|1|2 I requested the Publisher of Revista de Ciencias Historicas at Barna to tell you about the numbers which contain Basque. I was unable to pay his price. If you get the Micoleta number you will see how the misprints swarm &3 spoil the whole thing. My edition of Dechepare will end in May. Dubarat refuses to go beyond the words Amorosen Gaztigua. He returned my continuation of the rest of the religious part as4 containing some things trop crues – He is too cruelly squeamish.

|2|5 You say that I dont know how to make a Bibliography. Will you teach me? I found in the polyglot edition of the poems of Rubio y Ors of Barcelona some Basque versions omitted by Vinson and some Bable ones in which en sin6 meaning without, gabean, is used as in the Cuentu Narigudu in Olla Asturiana to which you told me that Priebsch had called your attention when I spoke of it at Munich.

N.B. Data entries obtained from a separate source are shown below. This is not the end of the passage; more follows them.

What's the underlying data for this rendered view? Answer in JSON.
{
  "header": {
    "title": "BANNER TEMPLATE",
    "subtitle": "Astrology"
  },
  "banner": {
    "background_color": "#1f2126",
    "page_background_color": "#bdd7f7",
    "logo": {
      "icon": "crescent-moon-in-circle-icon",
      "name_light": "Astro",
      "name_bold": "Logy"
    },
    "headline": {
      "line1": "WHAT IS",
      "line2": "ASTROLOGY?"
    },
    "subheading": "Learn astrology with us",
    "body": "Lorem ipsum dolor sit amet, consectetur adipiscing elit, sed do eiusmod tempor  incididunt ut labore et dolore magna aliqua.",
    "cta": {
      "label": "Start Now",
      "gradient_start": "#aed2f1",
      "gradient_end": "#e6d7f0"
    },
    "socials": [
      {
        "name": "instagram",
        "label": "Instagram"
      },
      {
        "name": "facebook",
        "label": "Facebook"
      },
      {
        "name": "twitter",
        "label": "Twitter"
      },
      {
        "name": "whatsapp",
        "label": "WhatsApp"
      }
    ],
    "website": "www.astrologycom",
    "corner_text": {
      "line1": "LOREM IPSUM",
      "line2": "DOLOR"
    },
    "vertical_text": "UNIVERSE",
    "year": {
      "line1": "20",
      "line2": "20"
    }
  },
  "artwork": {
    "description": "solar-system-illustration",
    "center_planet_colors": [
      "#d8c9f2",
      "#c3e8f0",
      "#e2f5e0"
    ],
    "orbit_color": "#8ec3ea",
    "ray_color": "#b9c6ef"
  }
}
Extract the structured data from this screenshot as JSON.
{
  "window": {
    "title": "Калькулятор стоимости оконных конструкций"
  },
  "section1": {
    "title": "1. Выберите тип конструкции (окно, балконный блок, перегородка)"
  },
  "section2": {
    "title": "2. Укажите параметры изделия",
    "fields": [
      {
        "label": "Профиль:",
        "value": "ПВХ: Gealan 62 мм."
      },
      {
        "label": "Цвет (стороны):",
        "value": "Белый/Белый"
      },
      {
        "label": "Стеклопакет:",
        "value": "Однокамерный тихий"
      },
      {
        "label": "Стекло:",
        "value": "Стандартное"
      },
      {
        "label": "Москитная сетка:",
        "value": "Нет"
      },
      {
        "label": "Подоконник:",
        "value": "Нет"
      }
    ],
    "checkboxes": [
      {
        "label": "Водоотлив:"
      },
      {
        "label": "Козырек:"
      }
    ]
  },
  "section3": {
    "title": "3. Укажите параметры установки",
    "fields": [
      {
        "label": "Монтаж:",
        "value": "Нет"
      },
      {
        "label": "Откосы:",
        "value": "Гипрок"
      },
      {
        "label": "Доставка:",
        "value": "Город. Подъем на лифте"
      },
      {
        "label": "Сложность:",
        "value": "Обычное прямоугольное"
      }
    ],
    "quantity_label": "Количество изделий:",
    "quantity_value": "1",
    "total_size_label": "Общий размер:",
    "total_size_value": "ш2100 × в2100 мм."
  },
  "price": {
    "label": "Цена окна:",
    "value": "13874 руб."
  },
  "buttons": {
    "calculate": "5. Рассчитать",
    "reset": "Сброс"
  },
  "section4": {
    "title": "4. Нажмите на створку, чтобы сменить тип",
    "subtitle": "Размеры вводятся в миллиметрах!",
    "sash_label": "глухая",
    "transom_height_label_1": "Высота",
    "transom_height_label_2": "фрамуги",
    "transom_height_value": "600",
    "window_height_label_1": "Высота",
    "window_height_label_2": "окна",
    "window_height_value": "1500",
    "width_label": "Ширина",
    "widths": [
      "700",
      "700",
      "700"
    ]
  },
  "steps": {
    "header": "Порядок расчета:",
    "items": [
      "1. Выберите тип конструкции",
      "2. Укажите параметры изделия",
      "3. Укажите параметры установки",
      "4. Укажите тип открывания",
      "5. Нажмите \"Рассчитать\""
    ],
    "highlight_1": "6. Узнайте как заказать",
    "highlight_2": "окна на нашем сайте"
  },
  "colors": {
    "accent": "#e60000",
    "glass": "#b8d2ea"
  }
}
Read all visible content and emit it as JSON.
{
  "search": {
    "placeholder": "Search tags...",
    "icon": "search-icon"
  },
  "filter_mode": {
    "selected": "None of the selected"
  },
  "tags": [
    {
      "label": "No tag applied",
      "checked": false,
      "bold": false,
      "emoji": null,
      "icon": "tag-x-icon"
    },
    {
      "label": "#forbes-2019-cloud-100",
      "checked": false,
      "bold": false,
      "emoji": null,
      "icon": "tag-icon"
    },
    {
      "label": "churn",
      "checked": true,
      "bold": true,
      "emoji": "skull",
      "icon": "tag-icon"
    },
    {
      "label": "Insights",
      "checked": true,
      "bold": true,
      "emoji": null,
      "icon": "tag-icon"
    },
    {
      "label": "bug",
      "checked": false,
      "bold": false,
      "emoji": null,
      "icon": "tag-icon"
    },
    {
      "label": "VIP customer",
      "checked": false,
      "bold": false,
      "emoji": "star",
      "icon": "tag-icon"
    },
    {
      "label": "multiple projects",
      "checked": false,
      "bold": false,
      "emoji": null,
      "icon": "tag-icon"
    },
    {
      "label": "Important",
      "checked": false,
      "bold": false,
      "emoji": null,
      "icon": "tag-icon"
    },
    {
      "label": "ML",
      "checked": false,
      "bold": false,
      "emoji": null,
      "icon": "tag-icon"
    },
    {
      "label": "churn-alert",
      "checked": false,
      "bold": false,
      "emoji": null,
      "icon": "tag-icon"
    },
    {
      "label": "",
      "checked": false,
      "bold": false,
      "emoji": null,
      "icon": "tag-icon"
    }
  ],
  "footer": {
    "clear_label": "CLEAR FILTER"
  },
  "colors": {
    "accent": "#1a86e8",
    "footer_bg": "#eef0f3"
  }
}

|3|7 It is a pity that Euskara and the Californiako Euskalherria are printed on such thin paper. I gave to the University of Barcelona the volumes of the Eskualduna and La Gaseta Romontscha (of Disentis) for 1894 bound. Those of the preceding year I left in the University Library at Coimbra also bound and complete.

8 Basque onanza from Spanish bonanza is suggestive of many things.

Banyuls-sur-Mer, le 20 Février 18959

I suppose urco = vicinus comes from ur = near.

1 Vorgedruckt, ebenso wie „189“.

2 Kopfüber geschriebene Notiz am oberen Rand.

3 Fortsetzung am seitlichen Rand hinunter.

4 Fortsetzung am unteren Rand.

5 Randnotiz auf der linken Seite.

6 Fortsetzung am rechten Rand.

7 Randnotiz auf der linken Seite.

8 Notiz am oberen Rand.

9 „Banyuls-sur-Mer, le“ und „189“ vorgedruckt.

Faksimiles: Universitätsbibliothek Graz Abteilung für Sondersammlungen, Creative commons CC BY-NC https://creativecommons.org/licenses/by-nc/4.0/ (Sig. 02540)